Because fiber optic cable doesn’t emit electromagnetic radiation, it also offers greater security. There are two different types of fiber optic cable – single-mode and multi-mode, though both are used in similar environments; only their uses differ slightly. Single-mode fiber is used when transmission distances are long, like in intercontinental connections between continents and across undersea telephone lines.
Multimode fiber has larger cores, so it can carry signals over shorter distances without requiring amplification. A typical home might have CAT5e/CAT6 wiring running throughout its walls, with drops coming off every few feet along baseboards and ceilings that branch out into each room. Since the copper wire is thicker than glass fibers, networking hardware needs to be larger if you’re using a copper cable rather than a fiber-optic one.
Which Type Should you Choose?
Each has its benefits, so it's worth taking a look at how they compare and which one is best for your needs. Fiber optic cable also carries data with less attenuation or signal loss only three percent (when compared to copper), meaning that your connections are less likely to drop out or experience interference.
When purchasing networking cable, it’s easy to get overwhelmed by all of your options. To keep things simple when deciding between copper or fiber optic cable. For example, in most situations, you’ll want to choose fiber optic cable over its less expensive counterpart because of its lower attenuation or signal loss.

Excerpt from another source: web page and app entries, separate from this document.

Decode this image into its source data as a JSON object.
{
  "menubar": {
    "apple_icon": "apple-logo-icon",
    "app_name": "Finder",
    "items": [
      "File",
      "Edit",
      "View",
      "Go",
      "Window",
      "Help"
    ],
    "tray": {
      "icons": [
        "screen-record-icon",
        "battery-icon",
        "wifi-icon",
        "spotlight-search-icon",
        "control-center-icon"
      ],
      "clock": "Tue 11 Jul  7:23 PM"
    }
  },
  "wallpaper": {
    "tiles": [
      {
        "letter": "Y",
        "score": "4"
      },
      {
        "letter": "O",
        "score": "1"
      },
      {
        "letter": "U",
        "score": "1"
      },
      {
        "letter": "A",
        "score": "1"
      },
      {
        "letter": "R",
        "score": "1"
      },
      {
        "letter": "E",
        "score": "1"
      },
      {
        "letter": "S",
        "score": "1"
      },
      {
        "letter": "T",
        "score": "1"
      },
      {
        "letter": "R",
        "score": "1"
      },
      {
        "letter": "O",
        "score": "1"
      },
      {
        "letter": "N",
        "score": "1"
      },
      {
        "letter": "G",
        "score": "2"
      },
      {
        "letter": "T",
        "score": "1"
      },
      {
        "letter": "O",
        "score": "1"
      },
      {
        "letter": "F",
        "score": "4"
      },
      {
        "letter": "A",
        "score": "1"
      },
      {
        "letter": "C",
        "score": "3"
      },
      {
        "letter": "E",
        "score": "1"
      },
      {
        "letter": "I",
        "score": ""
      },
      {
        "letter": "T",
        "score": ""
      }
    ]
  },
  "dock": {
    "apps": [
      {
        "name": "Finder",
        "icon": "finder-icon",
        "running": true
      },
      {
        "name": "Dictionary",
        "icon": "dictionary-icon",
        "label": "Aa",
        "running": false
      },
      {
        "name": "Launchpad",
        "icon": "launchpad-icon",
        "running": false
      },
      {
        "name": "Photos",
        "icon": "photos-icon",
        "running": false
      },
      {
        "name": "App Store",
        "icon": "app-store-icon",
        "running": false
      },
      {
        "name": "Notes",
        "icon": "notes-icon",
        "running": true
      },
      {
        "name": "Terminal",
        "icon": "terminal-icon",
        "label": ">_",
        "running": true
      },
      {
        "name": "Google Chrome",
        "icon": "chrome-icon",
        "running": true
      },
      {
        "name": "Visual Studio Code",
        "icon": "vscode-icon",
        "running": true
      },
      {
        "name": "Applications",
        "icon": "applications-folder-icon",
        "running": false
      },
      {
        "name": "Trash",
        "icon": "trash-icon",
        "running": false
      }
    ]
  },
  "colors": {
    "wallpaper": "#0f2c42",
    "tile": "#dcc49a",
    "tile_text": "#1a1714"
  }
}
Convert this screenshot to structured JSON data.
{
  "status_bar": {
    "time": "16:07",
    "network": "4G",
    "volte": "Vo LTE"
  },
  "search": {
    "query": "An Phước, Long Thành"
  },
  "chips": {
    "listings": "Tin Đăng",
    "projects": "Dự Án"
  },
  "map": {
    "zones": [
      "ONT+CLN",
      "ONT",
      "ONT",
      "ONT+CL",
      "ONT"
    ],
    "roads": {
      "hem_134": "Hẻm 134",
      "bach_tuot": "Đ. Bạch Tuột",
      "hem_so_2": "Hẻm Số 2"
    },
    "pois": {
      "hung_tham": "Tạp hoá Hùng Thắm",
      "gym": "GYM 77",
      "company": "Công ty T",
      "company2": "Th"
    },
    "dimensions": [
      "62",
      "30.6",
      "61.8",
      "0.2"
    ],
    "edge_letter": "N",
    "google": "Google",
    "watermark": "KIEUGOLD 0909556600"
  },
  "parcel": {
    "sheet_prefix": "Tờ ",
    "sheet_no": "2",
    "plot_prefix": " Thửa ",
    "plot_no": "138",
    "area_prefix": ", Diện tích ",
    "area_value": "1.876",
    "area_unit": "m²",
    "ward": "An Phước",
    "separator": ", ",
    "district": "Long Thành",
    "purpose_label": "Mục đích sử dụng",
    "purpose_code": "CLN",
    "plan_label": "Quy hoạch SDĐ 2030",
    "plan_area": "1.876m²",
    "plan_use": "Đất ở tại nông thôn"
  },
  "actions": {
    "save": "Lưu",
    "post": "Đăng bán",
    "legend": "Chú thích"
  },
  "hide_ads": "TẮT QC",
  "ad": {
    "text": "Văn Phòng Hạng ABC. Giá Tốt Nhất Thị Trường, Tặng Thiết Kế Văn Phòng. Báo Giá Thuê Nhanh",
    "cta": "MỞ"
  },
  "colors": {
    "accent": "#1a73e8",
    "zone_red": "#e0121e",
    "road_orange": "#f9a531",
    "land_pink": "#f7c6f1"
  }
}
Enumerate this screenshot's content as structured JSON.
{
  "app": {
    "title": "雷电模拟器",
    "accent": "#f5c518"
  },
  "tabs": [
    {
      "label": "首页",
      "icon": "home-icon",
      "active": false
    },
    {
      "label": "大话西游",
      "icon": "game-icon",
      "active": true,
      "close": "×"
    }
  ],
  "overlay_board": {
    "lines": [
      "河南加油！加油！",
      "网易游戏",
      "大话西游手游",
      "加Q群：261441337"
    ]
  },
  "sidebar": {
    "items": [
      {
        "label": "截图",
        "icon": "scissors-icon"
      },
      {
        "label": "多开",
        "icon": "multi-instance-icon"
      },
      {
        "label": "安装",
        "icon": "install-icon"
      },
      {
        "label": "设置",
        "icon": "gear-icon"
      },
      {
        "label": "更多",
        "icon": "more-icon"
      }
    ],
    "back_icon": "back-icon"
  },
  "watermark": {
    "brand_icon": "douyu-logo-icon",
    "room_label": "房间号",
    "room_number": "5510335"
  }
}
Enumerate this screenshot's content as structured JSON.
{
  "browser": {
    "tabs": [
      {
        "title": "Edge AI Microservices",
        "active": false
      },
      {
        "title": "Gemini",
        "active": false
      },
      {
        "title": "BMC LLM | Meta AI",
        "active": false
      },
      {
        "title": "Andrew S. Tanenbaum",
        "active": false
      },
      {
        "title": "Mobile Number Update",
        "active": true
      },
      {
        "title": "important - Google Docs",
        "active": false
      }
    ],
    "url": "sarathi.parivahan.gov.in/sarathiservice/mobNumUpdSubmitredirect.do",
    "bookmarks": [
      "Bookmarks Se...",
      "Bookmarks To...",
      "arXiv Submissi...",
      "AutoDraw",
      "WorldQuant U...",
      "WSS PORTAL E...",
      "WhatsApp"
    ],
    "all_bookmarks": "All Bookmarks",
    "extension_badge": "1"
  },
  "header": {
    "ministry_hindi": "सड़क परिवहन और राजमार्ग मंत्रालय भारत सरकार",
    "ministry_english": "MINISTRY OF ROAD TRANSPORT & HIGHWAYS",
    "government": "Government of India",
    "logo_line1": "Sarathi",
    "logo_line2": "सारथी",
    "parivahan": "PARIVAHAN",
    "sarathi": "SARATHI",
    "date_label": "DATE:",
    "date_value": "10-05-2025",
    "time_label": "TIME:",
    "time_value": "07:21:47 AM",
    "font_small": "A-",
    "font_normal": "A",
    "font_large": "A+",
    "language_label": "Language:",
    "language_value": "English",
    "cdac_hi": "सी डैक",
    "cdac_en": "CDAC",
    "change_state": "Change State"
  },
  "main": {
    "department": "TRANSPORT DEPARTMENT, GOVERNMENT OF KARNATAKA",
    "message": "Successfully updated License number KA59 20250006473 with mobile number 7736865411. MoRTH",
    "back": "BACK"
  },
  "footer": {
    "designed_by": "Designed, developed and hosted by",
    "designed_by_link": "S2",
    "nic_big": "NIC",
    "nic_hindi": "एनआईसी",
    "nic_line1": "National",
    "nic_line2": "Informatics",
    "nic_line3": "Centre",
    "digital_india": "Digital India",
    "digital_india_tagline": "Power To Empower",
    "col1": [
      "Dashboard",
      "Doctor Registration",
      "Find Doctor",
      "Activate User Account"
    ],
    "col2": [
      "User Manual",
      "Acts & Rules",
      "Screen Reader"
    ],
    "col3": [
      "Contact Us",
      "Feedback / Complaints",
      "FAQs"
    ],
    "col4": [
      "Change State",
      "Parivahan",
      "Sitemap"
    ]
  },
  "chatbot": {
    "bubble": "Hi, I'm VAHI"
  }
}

Fiber optic cable also carries data with less attenuation or signal loss only three percent (for 100 feet) compared to 75 percent with standard category 5e (cat5e) UTP (unshielded twisted pair) wiring.
In terms of security, fiber optic cables can be more challenging to breach because their physical signals are stronger than those in standard electrical cables. On top of that, due to their greater bandwidth and limited susceptibility to interference from other signals, there's some evidence that using multiple small optical cables can even improve performance over traditional LAN cables.
In terms of cost, installing fiber optic cable does take more time and resources than setting up standard network cabling but you're unlikely to run into compatibility issues as you would when using older systems. However, it should be noted that when we talk about better here we're talking about speed and stability, not necessarily price.
Testing Fiber Optic Connections
Thoroughly testing fiber optic connections is crucial for maintaining the performance and reliability of communication networks. Visual inspection, power loss testing, OTDR testing, chromatic dispersion and PMD testing, BER testing, and return loss testing are all essential techniques to identify and address any issues in fiber optic links. By ensuring proper testing, network operators can maintain optimal signal quality, minimize downtime, and provide uninterrupted high-speed connectivity.
Fiber optics are superior to copper cables in virtually every way imaginable. They are faster, can carry much higher bandwidths, suffer from less interference, and are thinner and stronger as well. Fiber optic cables are far more advanced and efficient than traditional copper cables. They are significantly faster, can carry larger amounts of data at once, experience much less interference from other sources, and last longer too. Copper wires have proven themselves time after time but fiber optics are undeniably the future.